- _AIM OF THE EXERCISE_
Figure out how many lines of the material below contain the word "full". Answer with the number only.

- _PROVIDED RECORDS_

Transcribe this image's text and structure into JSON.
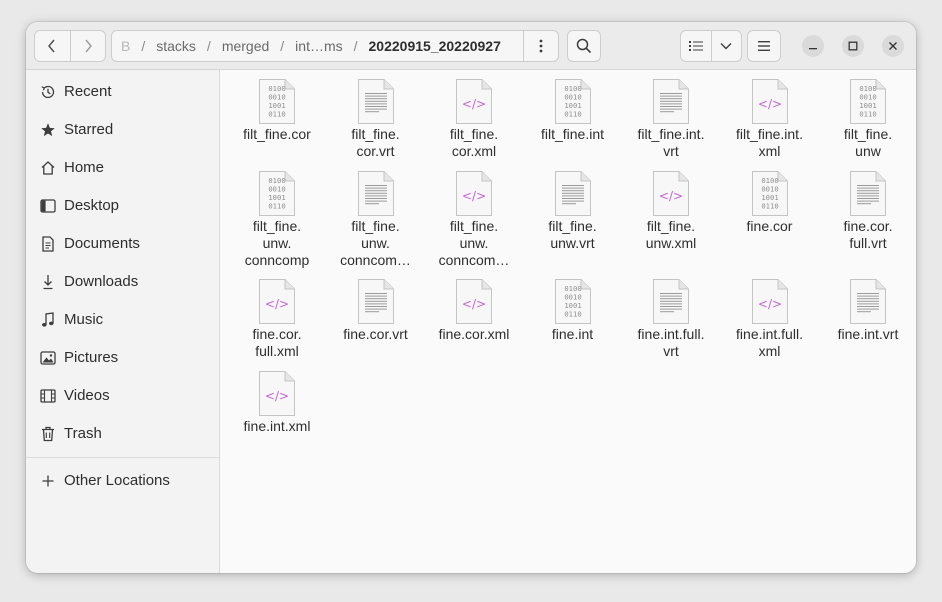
{
  "header": {
    "path": {
      "hidden_prefix": "B",
      "segments": [
        "stacks",
        "merged",
        "int…ms"
      ],
      "current": "20220915_20220927"
    }
  },
  "sidebar": {
    "items": [
      {
        "label": "Recent",
        "icon": "clock-icon"
      },
      {
        "label": "Starred",
        "icon": "star-icon"
      },
      {
        "label": "Home",
        "icon": "home-icon"
      },
      {
        "label": "Desktop",
        "icon": "desktop-icon"
      },
      {
        "label": "Documents",
        "icon": "document-icon"
      },
      {
        "label": "Downloads",
        "icon": "download-icon"
      },
      {
        "label": "Music",
        "icon": "music-icon"
      },
      {
        "label": "Pictures",
        "icon": "picture-icon"
      },
      {
        "label": "Videos",
        "icon": "video-icon"
      },
      {
        "label": "Trash",
        "icon": "trash-icon"
      }
    ],
    "other_locations": "Other Locations"
  },
  "files": [
    {
      "lines": [
        "filt_fine.cor"
      ],
      "type": "binary"
    },
    {
      "lines": [
        "filt_fine.",
        "cor.vrt"
      ],
      "type": "text"
    },
    {
      "lines": [
        "filt_fine.",
        "cor.xml"
      ],
      "type": "xml"
    },
    {
      "lines": [
        "filt_fine.int"
      ],
      "type": "binary"
    },
    {
      "lines": [
        "filt_fine.int.",
        "vrt"
      ],
      "type": "text"
    },
    {
      "lines": [
        "filt_fine.int.",
        "xml"
      ],
      "type": "xml"
    },
    {
      "lines": [
        "filt_fine.",
        "unw"
      ],
      "type": "binary"
    },
    {
      "lines": [
        "filt_fine.",
        "unw.",
        "conncomp"
      ],
      "type": "binary"
    },
    {
      "lines": [
        "filt_fine.",
        "unw.",
        "conncom…"
      ],
      "type": "text"
    },
    {
      "lines": [
        "filt_fine.",
        "unw.",
        "conncom…"
      ],
      "type": "xml"
    },
    {
      "lines": [
        "filt_fine.",
        "unw.vrt"
      ],
      "type": "text"
    },
    {
      "lines": [
        "filt_fine.",
        "unw.xml"
      ],
      "type": "xml"
    },
    {
      "lines": [
        "fine.cor"
      ],
      "type": "binary"
    },
    {
      "lines": [
        "fine.cor.",
        "full.vrt"
      ],
      "type": "text"
    },
    {
      "lines": [
        "fine.cor.",
        "full.xml"
      ],
      "type": "xml"
    },
    {
      "lines": [
        "fine.cor.vrt"
      ],
      "type": "text"
    },
    {
      "lines": [
        "fine.cor.xml"
      ],
      "type": "xml"
    },
    {
      "lines": [
        "fine.int"
      ],
      "type": "binary"
    },
    {
      "lines": [
        "fine.int.full.",
        "vrt"
      ],
      "type": "text"
    },
    {
      "lines": [
        "fine.int.full.",
        "xml"
      ],
      "type": "xml"
    },
    {
      "lines": [
        "fine.int.vrt"
      ],
      "type": "text"
    },
    {
      "lines": [
        "fine.int.xml"
      ],
      "type": "xml"
    }
  ],
  "binary_icon_text": [
    "0100",
    "0010",
    "1001",
    "0110"
  ],
  "xml_icon_text": "</>",
  "colors": {
    "xml_accent": "#c562d6",
    "binary_text": "#8e8e8e"
  }
}
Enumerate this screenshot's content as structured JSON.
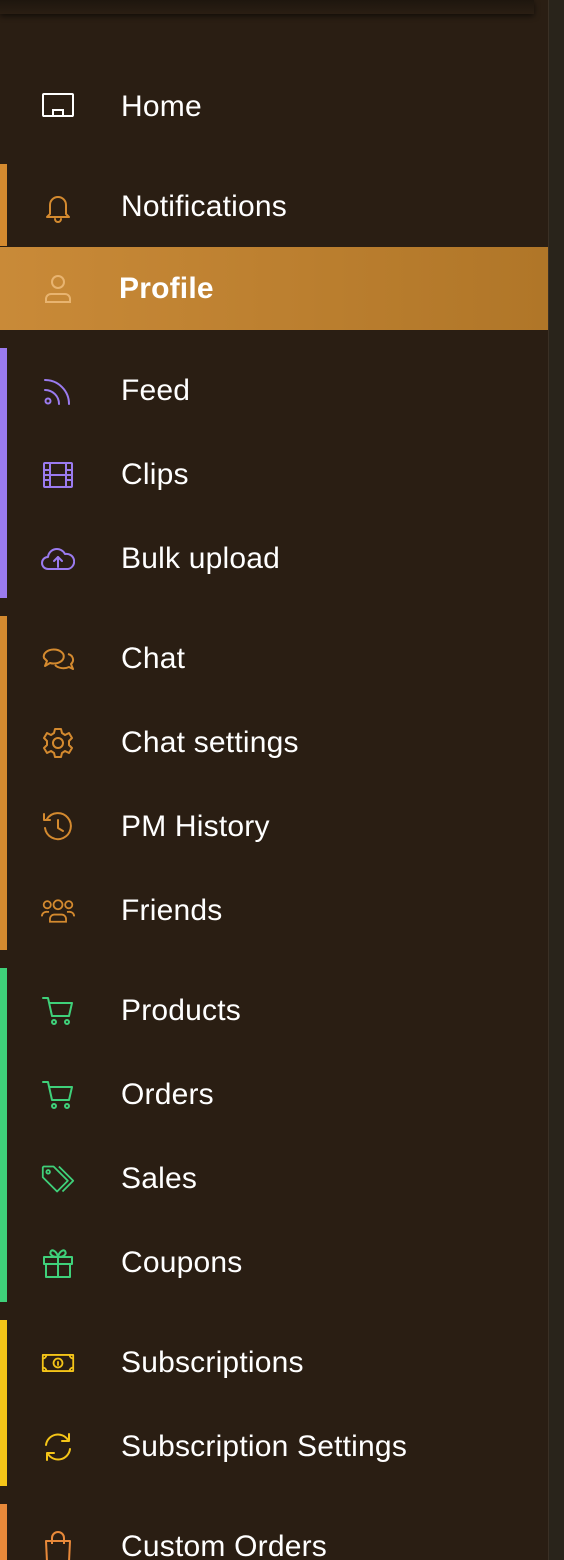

- _SOLUTION TO THE PROBLEM_
4